Sweat is your body’s natural cooling system. When the temperature outside starts
to climb or your internal temperature gets elevated by exercise or nerves, it’s
totally normal to experience increased dampness in your armpits, hands and feet.
However, some people sweat without any kind of trigger, and the amount that they
sweat can be severe. Hyperhidrosis is the clinical term for this disorder, and it
affects anywhere from 2% to 5% of the population in this country. While excessive
sweating won’t hurt you, it can be emotionally or even socially devastating.
Imagine going into a business meeting or on a first date, and being afraid to shake
someone’s hand because yours is soaking wet. To make matters worse,
hyperhidrosis is often immune to topical treatments such as anti-perspirant.
Thankfully, many of my Boston area patients have found relief for their excessive
sweating with a neurotoxin procedure such as Botox®. It’s a pretty simple way to
give yourself peace of mind.
Do You Have Hyperhidrosis?
Figuring out whether or not you have hyperhidrosis is a little nebulous, but if you experience serious sweating without an inciting trigger such as a heatwave, intense run or stressful presentation, you could have primary hyperhidrosis. This is more than heavy sweating. Hyperhidrosis is the kind of flop sweat that can drip off your fingers, stain your clothes and cause that awful squelching noise every time you take a step. People with this disorder typically experience an episode at least once a week while awake, and it affects both sides of the body equally. This is not be confused with secondary hyperhidrosis which is increased sweating that accompanies certain medical conditions such as:
- Parkinson’s disease
- Low blood sugar
- Overactive thyroid gland
What Causes Hyperhidrosis?
One of the most frustrating things for patients with excessive sweating is that we don’t really know its underlying cause. Genetics may be a factor, but hyperhidrosis seems to be the result of irregular wiring in your sympathetic nervous system. This is the part of the body that controls your internal temperature and modulates your “fight or flight” response. Basically, your brain sends out a signal to turn on the kind of sweating needed to flee a saber tooth tiger despite the fact that you may be safely relaxing in bed.
A neurotoxin such as Botox® can help reduce excessive sweating as it blocks the nerve signals that turn on your sweat glands. It may take anywhere from 3-4 days for your results to become evident, but the reduction in sweating that you achieve can last anywhere from 4-6 months. This is a game changer for patients who’ve tried dozens of anti-perspirants without success.
Shake Hands with Confidence
The benefit of Botox® for reducing sweating is not exclusive to those with primary hyperhidrosis. Some of my male patients who work in fields where they shake hands a lot will have a neurotoxin procedure in their primary “shaking” hand in order to ensure that it stays cool and dry no matter what. The same goes for certain women who have it in the armpits because they’re tired of dealing with sweat stains on their clothes. It’s truly an individual choice.
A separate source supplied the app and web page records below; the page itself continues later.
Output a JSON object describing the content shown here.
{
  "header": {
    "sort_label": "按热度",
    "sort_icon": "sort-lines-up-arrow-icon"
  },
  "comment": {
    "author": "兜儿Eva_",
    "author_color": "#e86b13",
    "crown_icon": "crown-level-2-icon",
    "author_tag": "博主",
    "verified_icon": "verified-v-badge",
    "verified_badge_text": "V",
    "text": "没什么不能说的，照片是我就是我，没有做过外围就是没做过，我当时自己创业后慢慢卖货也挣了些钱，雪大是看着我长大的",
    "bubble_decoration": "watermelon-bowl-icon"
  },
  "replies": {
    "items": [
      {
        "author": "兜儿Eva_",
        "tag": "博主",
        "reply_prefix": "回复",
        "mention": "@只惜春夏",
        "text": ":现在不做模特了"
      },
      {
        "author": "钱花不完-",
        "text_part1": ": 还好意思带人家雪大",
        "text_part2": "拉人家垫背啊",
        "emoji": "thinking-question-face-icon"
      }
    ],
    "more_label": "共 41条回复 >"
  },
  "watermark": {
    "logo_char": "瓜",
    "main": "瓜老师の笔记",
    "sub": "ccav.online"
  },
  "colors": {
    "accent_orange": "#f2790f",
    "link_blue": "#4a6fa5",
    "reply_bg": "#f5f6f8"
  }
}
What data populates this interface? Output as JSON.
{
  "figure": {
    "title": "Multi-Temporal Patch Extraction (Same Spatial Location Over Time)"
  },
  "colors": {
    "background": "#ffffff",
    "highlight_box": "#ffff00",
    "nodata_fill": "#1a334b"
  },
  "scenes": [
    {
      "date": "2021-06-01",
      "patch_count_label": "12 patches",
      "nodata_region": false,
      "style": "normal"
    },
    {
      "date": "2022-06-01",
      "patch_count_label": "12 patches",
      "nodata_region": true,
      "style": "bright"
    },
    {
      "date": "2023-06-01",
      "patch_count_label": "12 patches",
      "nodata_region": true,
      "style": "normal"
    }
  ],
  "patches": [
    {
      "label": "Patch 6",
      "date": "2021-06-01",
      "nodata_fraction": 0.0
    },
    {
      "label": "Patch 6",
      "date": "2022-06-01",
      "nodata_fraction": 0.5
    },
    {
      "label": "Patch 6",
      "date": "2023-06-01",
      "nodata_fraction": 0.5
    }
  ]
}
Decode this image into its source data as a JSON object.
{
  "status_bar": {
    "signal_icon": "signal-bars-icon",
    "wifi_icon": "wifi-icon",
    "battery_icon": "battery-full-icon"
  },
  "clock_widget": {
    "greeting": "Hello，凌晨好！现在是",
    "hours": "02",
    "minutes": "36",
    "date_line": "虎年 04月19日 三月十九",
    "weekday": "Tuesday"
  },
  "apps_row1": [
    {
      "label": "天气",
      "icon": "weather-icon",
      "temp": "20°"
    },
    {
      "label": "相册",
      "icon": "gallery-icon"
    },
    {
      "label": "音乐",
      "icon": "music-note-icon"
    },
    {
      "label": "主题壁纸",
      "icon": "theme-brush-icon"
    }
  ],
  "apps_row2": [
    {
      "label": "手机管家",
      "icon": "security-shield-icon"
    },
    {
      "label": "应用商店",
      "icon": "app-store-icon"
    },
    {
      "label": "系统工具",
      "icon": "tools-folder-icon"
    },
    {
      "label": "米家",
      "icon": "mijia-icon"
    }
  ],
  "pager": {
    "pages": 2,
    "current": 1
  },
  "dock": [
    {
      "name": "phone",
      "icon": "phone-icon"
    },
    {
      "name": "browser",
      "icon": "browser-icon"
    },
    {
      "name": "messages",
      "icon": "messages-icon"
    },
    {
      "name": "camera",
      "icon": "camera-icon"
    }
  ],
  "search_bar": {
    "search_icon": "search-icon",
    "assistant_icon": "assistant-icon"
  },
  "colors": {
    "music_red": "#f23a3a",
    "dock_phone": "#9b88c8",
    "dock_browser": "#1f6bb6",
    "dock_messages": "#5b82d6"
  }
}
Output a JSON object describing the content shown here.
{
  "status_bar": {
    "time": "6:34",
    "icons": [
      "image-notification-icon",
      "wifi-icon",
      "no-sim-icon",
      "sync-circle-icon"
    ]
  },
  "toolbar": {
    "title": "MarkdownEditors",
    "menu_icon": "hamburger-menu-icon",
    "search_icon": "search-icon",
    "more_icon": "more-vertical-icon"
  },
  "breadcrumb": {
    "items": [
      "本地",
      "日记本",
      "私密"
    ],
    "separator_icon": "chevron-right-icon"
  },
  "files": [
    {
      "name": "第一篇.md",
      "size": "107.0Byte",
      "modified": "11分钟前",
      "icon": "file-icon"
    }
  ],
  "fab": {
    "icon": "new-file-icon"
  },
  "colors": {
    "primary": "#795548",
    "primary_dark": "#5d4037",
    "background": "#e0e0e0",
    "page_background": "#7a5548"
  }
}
Botox® for Excessive Sweating Procedure
The procedure itself is quick and easy. Performed in the office, a trusted member of my staff will first numb your treatment area with a topical anesthetic. I will then make a series of injections with a very fine needle. The whole thing takes about 30 minutes. You may experience some redness at the injection sites, swelling and bruising. These typically resolve on their own within two weeks, and most patients find these potential side effects well worth it. According to the International Hyperhidrosis Society, people who had a Botox® procedure for excessive sweating report an 85% reduction in their symptoms. This is huge. While FDA approved for treating the underarms, I have safely been using Botox® “off-label” for years to address excessive sweating in the hands and feet. So, if you are tired of feeling like the human version of Niagara Falls, schedule an appointment to come in and discuss how Botox® could help.
To find out more about Botox® for excessive sweating with Dr. Sean Doherty at his Boston or Brookline office, contact us today or call (617) 450-0070 to schedule a consultation.